Writing in the middle of WWII, F.A. Hayek was concerned with what he was seeing: far from learning lessons from the destructive forces of fascism and communism, many politicians and intellectuals in the west were getting ready to wholeheartedly embrace some of the policies and practices that led to the rise of some of the most vile and destructive regimes in history. The title of the book evokes the old adage that the road to hell is paved with good intentions, and Hayek readily acknowledges that most proponents of state control of economy would be vehemently opposed to the methods that are necessary to implement those policies. Unlike many in his time and unfortunately many more today, Hayek did not see fascism and communism as polar opposites of each other, but rather two aspects of the same socialist ideology. Sometimes those that are most alike are most opposed to each other, and the communist portrayal of fascists and Nazis as right wing movement was a label that stuck to this day. Hayek perceived this to be very dangerous, not least because it would create an environment in which self-proclaimed leftist ideologues would face far less scrutiny than those on the self-proclaimed right. This is the reason why Hayek dedicated this book to "socialists of all parties."

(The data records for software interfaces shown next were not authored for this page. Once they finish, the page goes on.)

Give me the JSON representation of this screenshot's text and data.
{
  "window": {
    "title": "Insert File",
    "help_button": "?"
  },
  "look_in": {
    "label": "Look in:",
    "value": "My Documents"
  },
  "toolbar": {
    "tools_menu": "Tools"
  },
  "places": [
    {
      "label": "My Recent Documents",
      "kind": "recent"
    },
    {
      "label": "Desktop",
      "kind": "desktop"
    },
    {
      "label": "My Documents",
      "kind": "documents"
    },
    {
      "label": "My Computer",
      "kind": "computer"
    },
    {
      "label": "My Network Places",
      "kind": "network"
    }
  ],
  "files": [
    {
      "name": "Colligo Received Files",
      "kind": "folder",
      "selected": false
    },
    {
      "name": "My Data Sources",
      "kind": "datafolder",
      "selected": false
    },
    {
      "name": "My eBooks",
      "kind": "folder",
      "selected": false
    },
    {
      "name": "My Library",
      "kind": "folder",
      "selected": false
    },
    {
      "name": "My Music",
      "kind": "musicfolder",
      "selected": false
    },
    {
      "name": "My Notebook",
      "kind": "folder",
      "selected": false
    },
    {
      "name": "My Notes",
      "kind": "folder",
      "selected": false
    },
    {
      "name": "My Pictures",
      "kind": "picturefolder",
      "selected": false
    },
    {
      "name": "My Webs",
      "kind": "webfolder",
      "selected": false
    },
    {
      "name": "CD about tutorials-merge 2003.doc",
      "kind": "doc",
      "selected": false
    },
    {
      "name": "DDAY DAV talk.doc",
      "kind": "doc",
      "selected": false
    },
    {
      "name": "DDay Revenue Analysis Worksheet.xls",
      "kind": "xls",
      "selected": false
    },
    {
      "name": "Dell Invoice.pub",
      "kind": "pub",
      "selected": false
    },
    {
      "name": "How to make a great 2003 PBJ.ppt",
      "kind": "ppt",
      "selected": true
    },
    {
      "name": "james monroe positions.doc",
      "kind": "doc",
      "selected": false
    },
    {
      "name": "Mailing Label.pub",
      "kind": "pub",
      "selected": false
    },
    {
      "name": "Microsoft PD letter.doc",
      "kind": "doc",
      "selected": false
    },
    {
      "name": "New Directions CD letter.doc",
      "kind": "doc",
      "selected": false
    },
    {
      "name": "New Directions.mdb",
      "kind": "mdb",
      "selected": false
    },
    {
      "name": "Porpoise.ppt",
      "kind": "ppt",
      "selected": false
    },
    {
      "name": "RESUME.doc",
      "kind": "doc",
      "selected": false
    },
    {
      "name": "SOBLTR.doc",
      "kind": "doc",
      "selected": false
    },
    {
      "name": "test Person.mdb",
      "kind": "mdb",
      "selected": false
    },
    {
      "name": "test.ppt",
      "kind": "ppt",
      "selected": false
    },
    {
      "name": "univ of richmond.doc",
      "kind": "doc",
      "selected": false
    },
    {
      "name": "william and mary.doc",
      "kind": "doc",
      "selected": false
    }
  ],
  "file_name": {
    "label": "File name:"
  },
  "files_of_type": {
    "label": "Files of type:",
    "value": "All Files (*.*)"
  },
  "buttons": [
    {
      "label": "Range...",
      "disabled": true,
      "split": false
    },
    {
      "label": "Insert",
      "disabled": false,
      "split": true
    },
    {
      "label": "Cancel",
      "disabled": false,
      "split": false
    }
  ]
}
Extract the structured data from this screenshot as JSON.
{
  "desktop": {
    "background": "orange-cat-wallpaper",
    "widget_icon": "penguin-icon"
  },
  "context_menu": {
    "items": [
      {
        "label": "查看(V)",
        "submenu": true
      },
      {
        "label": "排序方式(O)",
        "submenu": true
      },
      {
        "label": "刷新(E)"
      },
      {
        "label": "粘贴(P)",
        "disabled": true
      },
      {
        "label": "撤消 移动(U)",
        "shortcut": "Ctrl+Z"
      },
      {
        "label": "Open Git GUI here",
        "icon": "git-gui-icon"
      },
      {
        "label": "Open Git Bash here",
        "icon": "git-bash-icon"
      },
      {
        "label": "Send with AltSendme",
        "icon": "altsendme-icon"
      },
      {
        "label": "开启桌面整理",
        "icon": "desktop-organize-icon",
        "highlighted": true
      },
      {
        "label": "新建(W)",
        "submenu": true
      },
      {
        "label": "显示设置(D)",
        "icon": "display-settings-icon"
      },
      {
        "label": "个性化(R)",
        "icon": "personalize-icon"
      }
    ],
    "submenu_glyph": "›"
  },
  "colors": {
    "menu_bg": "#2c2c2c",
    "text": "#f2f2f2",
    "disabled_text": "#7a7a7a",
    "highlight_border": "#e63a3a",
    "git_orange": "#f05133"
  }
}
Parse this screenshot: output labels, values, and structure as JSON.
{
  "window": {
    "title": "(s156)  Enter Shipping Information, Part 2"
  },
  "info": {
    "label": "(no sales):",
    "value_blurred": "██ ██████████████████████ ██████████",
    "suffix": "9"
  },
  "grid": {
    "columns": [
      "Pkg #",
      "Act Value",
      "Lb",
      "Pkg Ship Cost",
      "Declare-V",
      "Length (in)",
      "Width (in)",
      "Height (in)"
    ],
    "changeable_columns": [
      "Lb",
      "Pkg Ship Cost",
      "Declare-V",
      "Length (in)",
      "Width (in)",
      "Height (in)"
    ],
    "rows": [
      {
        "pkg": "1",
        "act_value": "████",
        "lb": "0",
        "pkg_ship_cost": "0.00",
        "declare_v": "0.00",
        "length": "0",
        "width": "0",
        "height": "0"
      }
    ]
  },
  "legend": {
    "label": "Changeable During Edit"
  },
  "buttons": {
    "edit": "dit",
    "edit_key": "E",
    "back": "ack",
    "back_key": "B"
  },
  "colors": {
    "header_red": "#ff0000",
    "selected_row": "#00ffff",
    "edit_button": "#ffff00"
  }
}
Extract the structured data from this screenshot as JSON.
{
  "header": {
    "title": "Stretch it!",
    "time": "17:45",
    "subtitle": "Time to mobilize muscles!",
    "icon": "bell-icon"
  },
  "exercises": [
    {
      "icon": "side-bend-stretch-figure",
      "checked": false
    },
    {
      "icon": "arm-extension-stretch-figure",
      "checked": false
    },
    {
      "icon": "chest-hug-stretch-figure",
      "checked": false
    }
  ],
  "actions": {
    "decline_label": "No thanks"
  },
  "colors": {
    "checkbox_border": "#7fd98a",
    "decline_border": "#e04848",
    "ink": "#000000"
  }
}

The most remarkable thing about this book is that it has aged so well. The style of writing, the ideas presented, and the importance of what it had to say are as fresh and relevant today as they were when the book was first written. This, to me at least, is quite unsettling. It is rather sad that after all these years we still have to debate the same premises that were spelled out so clearly during one of history's worst moments.